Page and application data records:
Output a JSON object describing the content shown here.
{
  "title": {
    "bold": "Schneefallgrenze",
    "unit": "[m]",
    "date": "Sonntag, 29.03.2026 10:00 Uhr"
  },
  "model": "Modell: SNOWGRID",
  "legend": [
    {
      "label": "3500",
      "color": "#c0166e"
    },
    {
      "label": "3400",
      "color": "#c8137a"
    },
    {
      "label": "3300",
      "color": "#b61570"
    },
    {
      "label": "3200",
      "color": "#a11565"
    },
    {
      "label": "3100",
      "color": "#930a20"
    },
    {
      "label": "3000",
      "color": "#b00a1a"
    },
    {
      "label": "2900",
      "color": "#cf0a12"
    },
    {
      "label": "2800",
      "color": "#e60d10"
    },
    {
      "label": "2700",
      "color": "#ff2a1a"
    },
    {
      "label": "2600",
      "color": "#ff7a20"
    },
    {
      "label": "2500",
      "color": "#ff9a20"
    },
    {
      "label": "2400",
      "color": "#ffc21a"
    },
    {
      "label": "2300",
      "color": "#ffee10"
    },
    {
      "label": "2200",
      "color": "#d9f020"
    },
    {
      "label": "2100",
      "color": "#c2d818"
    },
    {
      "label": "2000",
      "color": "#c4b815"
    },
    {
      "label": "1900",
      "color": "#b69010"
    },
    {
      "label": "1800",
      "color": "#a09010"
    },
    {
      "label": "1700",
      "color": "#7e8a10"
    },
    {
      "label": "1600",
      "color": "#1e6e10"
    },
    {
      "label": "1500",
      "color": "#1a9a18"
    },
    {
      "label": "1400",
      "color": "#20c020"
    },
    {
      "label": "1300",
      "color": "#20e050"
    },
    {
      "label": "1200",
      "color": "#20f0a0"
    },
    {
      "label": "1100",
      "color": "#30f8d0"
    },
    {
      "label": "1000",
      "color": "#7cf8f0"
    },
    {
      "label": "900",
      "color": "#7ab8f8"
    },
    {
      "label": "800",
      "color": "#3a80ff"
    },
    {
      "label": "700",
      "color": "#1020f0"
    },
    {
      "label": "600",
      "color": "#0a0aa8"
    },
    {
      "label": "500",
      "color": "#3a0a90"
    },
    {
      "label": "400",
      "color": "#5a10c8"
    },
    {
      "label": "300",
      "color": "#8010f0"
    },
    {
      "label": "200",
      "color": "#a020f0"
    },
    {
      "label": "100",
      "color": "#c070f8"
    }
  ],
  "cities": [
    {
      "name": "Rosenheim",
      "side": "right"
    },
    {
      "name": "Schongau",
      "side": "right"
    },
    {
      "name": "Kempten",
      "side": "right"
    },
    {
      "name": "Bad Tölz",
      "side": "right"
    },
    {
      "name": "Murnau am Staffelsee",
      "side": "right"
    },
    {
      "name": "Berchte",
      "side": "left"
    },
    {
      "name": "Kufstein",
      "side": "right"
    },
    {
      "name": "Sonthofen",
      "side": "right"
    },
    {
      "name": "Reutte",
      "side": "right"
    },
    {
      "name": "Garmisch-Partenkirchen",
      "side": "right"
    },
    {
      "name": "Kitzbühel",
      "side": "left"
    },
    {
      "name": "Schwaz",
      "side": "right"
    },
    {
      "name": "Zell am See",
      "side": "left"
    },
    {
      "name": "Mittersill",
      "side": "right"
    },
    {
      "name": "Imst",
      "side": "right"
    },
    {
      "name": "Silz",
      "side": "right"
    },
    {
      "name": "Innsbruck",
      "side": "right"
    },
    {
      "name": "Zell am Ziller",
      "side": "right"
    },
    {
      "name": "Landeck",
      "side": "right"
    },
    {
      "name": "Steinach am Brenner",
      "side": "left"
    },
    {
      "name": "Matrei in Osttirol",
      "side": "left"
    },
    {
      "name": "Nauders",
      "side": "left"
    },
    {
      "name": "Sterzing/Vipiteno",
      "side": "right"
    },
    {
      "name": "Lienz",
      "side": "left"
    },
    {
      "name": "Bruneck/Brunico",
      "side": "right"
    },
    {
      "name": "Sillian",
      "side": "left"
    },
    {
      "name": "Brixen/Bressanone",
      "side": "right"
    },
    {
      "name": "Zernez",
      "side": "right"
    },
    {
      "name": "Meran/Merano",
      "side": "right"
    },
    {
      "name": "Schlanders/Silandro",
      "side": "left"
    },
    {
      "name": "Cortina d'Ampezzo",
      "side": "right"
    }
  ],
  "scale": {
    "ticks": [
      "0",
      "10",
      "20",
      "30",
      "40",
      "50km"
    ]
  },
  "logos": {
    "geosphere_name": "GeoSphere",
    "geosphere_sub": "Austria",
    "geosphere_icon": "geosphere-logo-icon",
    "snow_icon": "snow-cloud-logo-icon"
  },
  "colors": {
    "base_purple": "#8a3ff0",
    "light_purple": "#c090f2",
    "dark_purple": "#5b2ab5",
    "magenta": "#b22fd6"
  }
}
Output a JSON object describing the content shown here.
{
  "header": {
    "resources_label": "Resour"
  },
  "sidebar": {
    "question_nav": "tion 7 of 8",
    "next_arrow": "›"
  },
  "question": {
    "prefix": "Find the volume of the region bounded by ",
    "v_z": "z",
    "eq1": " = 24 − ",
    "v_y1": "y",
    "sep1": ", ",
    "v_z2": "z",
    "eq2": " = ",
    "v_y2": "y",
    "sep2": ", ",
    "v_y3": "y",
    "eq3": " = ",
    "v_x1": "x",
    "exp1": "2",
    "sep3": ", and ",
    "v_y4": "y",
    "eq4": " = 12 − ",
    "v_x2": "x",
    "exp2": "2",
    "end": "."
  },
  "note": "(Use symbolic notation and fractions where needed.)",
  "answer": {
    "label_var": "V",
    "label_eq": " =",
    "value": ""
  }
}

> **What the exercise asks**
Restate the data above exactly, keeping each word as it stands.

> **Result**
Output a JSON object describing the content shown here.
{
  "title": {
    "bold": "Schneefallgrenze",
    "unit": "[m]",
    "date": "Sonntag, 29.03.2026 10:00 Uhr"
  },
  "model": "Modell: SNOWGRID",
  "legend": [
    {
      "label": "3500",
      "color": "#c0166e"
    },
    {
      "label": "3400",
      "color": "#c8137a"
    },
    {
      "label": "3300",
      "color": "#b61570"
    },
    {
      "label": "3200",
      "color": "#a11565"
    },
    {
      "label": "3100",
      "color": "#930a20"
    },
    {
      "label": "3000",
      "color": "#b00a1a"
    },
    {
      "label": "2900",
      "color": "#cf0a12"
    },
    {
      "label": "2800",
      "color": "#e60d10"
    },
    {
      "label": "2700",
      "color": "#ff2a1a"
    },
    {
      "label": "2600",
      "color": "#ff7a20"
    },
    {
      "label": "2500",
      "color": "#ff9a20"
    },
    {
      "label": "2400",
      "color": "#ffc21a"
    },
    {
      "label": "2300",
      "color": "#ffee10"
    },
    {
      "label": "2200",
      "color": "#d9f020"
    },
    {
      "label": "2100",
      "color": "#c2d818"
    },
    {
      "label": "2000",
      "color": "#c4b815"
    },
    {
      "label": "1900",
      "color": "#b69010"
    },
    {
      "label": "1800",
      "color": "#a09010"
    },
    {
      "label": "1700",
      "color": "#7e8a10"
    },
    {
      "label": "1600",
      "color": "#1e6e10"
    },
    {
      "label": "1500",
      "color": "#1a9a18"
    },
    {
      "label": "1400",
      "color": "#20c020"
    },
    {
      "label": "1300",
      "color": "#20e050"
    },
    {
      "label": "1200",
      "color": "#20f0a0"
    },
    {
      "label": "1100",
      "color": "#30f8d0"
    },
    {
      "label": "1000",
      "color": "#7cf8f0"
    },
    {
      "label": "900",
      "color": "#7ab8f8"
    },
    {
      "label": "800",
      "color": "#3a80ff"
    },
    {
      "label": "700",
      "color": "#1020f0"
    },
    {
      "label": "600",
      "color": "#0a0aa8"
    },
    {
      "label": "500",
      "color": "#3a0a90"
    },
    {
      "label": "400",
      "color": "#5a10c8"
    },
    {
      "label": "300",
      "color": "#8010f0"
    },
    {
      "label": "200",
      "color": "#a020f0"
    },
    {
      "label": "100",
      "color": "#c070f8"
    }
  ],
  "cities": [
    {
      "name": "Rosenheim",
      "side": "right"
    },
    {
      "name": "Schongau",
      "side": "right"
    },
    {
      "name": "Kempten",
      "side": "right"
    },
    {
      "name": "Bad Tölz",
      "side": "right"
    },
    {
      "name": "Murnau am Staffelsee",
      "side": "right"
    },
    {
      "name": "Berchte",
      "side": "left"
    },
    {
      "name": "Kufstein",
      "side": "right"
    },
    {
      "name": "Sonthofen",
      "side": "right"
    },
    {
      "name": "Reutte",
      "side": "right"
    },
    {
      "name": "Garmisch-Partenkirchen",
      "side": "right"
    },
    {
      "name": "Kitzbühel",
      "side": "left"
    },
    {
      "name": "Schwaz",
      "side": "right"
    },
    {
      "name": "Zell am See",
      "side": "left"
    },
    {
      "name": "Mittersill",
      "side": "right"
    },
    {
      "name": "Imst",
      "side": "right"
    },
    {
      "name": "Silz",
      "side": "right"
    },
    {
      "name": "Innsbruck",
      "side": "right"
    },
    {
      "name": "Zell am Ziller",
      "side": "right"
    },
    {
      "name": "Landeck",
      "side": "right"
    },
    {
      "name": "Steinach am Brenner",
      "side": "left"
    },
    {
      "name": "Matrei in Osttirol",
      "side": "left"
    },
    {
      "name": "Nauders",
      "side": "left"
    },
    {
      "name": "Sterzing/Vipiteno",
      "side": "right"
    },
    {
      "name": "Lienz",
      "side": "left"
    },
    {
      "name": "Bruneck/Brunico",
      "side": "right"
    },
    {
      "name": "Sillian",
      "side": "left"
    },
    {
      "name": "Brixen/Bressanone",
      "side": "right"
    },
    {
      "name": "Zernez",
      "side": "right"
    },
    {
      "name": "Meran/Merano",
      "side": "right"
    },
    {
      "name": "Schlanders/Silandro",
      "side": "left"
    },
    {
      "name": "Cortina d'Ampezzo",
      "side": "right"
    }
  ],
  "scale": {
    "ticks": [
      "0",
      "10",
      "20",
      "30",
      "40",
      "50km"
    ]
  },
  "logos": {
    "geosphere_name": "GeoSphere",
    "geosphere_sub": "Austria",
    "geosphere_icon": "geosphere-logo-icon",
    "snow_icon": "snow-cloud-logo-icon"
  },
  "colors": {
    "base_purple": "#8a3ff0",
    "light_purple": "#c090f2",
    "dark_purple": "#5b2ab5",
    "magenta": "#b22fd6"
  }
}
Output a JSON object describing the content shown here.
{
  "header": {
    "resources_label": "Resour"
  },
  "sidebar": {
    "question_nav": "tion 7 of 8",
    "next_arrow": "›"
  },
  "question": {
    "prefix": "Find the volume of the region bounded by ",
    "v_z": "z",
    "eq1": " = 24 − ",
    "v_y1": "y",
    "sep1": ", ",
    "v_z2": "z",
    "eq2": " = ",
    "v_y2": "y",
    "sep2": ", ",
    "v_y3": "y",
    "eq3": " = ",
    "v_x1": "x",
    "exp1": "2",
    "sep3": ", and ",
    "v_y4": "y",
    "eq4": " = 12 − ",
    "v_x2": "x",
    "exp2": "2",
    "end": "."
  },
  "note": "(Use symbolic notation and fractions where needed.)",
  "answer": {
    "label_var": "V",
    "label_eq": " =",
    "value": ""
  }
}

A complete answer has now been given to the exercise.